The general public’s overall perception of these professions and those employed in them is not favourable. Occasionally this is based on personal experience. More often than not, however, this cynicism is likely to be attributable to hearsay of how others have fared at the hands of bankers, politicians, solicitors, journalists and/or estate agents.
When it comes to trying to sell or buy property, the public tend to blame solicitors
and estate agents for any problems encountered in the process.
An article which appeared in the legal profession’s own publication, The Law Gazette (November 19, 2009) revealed: “In general, satisfaction levels with the service provided by solicitors and estate agents were evenly matched; 89% were satisfied with their solicitor and 88% with their estate agent.”
The other side of that coin, however, is that 11% were dissatisfied with their solicitor and 12% with their estate agent. In other words, more than one in 10 were not happy with the service provided by these key players in any house selling or purchasing transaction. Estate agents get a bad press. Fact.
One of the reasons often cited for their unpopularity is the fact that they do not require a license to operate. Nor is there any special training programme to be gone through. In theory, anyone can set up shop and start trading as an estate agent, the conduit responsible for sale and purchase of houses.
A second misgiving arises from the fact that estate agency is not a particularly highly regulated industry. Given that estate agents play such a central role in transactions involving tens or hundreds of thousands of pounds, some people are concerned that they would appear to be better protected and have more rights if they were buying a tin of soup rather than a house.
And, of course, the estate agent’s commission is another bone of contention. Here the public’s apprehension is caused by the fear that with the estate agent dependent on a sale for his income, that may play a bigger part in his desire to the complete sale than what is in your best interests.
Whether buying or selling the golden rule has to be this: entrust yourself to an estate agent whose track record stands up under scrutiny.
Check their credentials. Check their references. If they have integrity, are trustworthy and are fully committed to your well-being, they will be happy to provide such information as that will serve as an endorsement of the quality of their work and their reliability.
Aria tick the important boxes, not least because they invest THEIR time and THEIR money in selling YOUR property. There are no up-front charges, which means that if they fail to sell, you owe them nothing.
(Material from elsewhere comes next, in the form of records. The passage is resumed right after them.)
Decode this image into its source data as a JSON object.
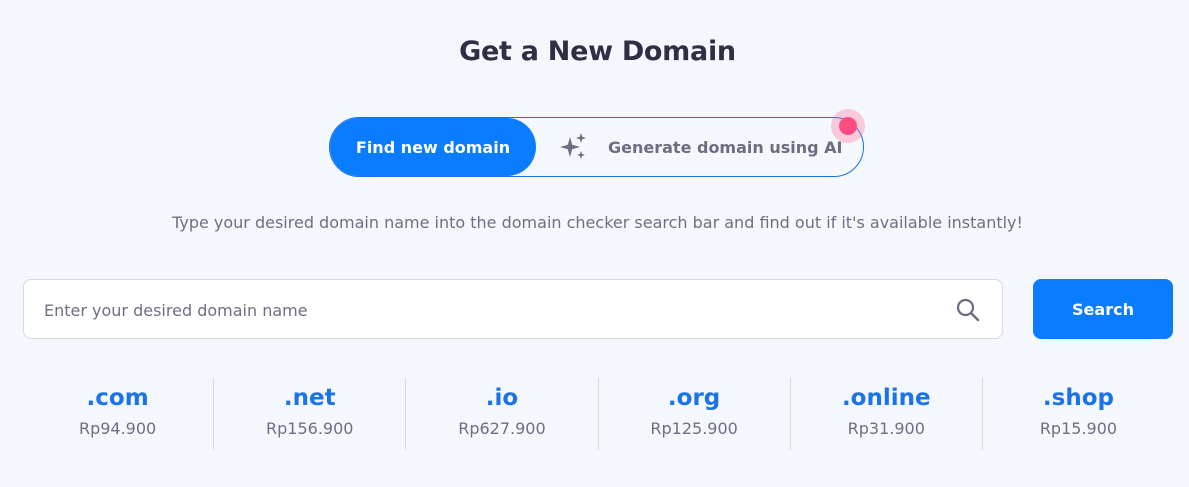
{
  "page": {
    "title": "Get a New Domain",
    "subtitle": "Type your desired domain name into the domain checker search bar and find out if it's available instantly!"
  },
  "toggle": {
    "active_label": "Find new domain",
    "ai_label": "Generate domain using AI",
    "ai_icon": "sparkle-icon"
  },
  "search": {
    "placeholder": "Enter your desired domain name",
    "value": "",
    "icon": "search-icon",
    "button_label": "Search"
  },
  "tlds": [
    {
      "name": ".com",
      "price": "Rp94.900"
    },
    {
      "name": ".net",
      "price": "Rp156.900"
    },
    {
      "name": ".io",
      "price": "Rp627.900"
    },
    {
      "name": ".org",
      "price": "Rp125.900"
    },
    {
      "name": ".online",
      "price": "Rp31.900"
    },
    {
      "name": ".shop",
      "price": "Rp15.900"
    }
  ],
  "colors": {
    "accent": "#0a7cff",
    "tld_text": "#1a73e8",
    "notification_dot": "#fc4d82",
    "background": "#f4f8fc"
  }
}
And because that is the case, their commitment to achieving completion is unquestionable. Therefore, to ensure they do so, they go the extra mile in providing an unrivalled standard of service and expertise in order to stand out from the crowd.
Attention to detail, multi-media marketing, advice on how best to present your property and availability are areas in which they excel. And they treat every customer to the same level of attention.
Seth Godin, a graduate of the Stanford School of Business has said: “In a crowded marketplace, fitting in is a failure. In a busy marketplace, not standing out is the same as being invisible.” Aria are highly visible.
Douglas Adams, a high flyer in the world of real estate, offered: “To give real service, you must add something which cannot be bought or measured with money, and that is sincerity and integrity.”
Again, that is the gauge alongside which Aria pride themselves on being measured by the public.